### What you need to do
Tell me how many lines in the data below hold the string "Passepartout", and say nothing else.

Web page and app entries
↓↓↓
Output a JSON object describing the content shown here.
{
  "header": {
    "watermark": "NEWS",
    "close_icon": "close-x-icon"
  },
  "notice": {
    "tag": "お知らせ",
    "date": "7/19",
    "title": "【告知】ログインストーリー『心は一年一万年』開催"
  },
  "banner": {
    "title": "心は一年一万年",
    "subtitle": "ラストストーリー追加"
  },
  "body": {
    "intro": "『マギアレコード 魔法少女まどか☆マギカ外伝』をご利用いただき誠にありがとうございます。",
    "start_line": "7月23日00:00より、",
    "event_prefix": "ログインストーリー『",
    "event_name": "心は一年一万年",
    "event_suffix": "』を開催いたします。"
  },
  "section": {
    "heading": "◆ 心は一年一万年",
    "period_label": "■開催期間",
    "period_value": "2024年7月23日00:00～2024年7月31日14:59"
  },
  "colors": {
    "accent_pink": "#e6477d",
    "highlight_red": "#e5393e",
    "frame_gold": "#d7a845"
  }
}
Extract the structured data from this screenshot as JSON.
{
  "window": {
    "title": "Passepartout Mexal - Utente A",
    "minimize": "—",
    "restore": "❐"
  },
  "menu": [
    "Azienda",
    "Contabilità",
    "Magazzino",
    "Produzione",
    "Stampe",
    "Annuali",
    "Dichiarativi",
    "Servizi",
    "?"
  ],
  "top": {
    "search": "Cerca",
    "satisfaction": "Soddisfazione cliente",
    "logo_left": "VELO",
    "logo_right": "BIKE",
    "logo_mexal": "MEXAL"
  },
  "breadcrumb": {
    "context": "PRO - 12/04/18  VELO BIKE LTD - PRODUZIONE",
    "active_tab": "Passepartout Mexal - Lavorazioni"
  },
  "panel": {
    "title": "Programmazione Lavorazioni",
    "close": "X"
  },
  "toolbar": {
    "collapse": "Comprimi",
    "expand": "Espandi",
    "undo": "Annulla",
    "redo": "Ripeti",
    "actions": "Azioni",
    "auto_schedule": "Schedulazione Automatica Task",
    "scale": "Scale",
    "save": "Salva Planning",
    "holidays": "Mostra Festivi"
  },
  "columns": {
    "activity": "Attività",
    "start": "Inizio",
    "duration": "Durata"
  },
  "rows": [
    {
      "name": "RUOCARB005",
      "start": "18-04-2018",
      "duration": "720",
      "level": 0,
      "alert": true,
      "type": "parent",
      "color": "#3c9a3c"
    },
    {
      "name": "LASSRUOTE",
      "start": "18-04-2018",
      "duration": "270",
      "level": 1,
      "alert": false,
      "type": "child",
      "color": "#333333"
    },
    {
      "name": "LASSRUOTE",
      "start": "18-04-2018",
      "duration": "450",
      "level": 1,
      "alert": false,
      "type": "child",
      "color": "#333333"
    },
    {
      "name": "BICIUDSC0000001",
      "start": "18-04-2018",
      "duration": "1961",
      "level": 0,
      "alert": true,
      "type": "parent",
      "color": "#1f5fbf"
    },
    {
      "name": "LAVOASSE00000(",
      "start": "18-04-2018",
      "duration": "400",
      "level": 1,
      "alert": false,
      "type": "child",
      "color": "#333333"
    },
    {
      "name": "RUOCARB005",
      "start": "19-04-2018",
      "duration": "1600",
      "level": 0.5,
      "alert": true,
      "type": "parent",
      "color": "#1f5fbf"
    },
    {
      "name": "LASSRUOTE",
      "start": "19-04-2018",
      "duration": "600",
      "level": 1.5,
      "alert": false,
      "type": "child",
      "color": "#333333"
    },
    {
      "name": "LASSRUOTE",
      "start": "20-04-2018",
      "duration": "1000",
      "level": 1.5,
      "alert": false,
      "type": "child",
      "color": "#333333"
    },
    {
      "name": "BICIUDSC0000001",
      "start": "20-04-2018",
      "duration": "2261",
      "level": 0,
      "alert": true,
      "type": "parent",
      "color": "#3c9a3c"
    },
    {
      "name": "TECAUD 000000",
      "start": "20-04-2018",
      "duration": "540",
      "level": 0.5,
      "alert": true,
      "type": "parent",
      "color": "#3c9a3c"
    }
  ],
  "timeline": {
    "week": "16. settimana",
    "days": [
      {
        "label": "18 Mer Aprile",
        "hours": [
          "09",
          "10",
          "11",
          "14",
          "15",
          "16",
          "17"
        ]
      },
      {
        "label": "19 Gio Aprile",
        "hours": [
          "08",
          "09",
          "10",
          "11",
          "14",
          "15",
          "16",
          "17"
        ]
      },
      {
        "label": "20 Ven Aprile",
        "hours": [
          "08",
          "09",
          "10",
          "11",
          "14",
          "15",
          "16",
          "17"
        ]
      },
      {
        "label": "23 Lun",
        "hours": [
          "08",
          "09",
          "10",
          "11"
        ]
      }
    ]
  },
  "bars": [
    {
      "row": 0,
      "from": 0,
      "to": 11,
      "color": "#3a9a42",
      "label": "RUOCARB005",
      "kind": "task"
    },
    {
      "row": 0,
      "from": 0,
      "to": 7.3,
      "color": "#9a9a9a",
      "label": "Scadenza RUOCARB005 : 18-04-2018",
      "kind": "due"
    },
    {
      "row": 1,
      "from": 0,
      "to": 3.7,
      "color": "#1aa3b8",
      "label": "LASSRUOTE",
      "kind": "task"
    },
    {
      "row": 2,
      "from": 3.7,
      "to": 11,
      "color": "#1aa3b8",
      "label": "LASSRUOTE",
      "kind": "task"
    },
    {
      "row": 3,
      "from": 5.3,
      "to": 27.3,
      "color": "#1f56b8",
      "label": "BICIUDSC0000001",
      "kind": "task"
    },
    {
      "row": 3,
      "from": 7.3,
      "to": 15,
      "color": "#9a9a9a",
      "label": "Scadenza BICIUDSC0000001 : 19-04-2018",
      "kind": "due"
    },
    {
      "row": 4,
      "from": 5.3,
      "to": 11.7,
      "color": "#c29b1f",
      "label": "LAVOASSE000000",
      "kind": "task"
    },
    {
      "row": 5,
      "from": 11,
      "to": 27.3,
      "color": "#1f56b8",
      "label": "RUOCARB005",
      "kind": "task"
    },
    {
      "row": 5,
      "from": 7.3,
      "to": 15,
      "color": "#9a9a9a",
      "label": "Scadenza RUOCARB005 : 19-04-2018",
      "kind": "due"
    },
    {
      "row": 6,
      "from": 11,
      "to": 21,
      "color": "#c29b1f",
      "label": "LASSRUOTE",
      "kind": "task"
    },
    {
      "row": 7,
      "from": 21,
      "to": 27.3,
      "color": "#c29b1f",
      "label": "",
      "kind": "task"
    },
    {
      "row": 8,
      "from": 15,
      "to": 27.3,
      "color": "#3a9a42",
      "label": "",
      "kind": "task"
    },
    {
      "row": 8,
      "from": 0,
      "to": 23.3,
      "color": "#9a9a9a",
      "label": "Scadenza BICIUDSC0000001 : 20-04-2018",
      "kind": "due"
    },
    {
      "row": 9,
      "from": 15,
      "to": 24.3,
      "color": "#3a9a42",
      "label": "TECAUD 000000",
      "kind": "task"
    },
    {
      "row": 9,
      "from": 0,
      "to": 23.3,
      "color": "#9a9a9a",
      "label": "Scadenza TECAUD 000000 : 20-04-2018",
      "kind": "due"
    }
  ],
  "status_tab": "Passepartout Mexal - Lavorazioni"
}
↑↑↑
### Task result
3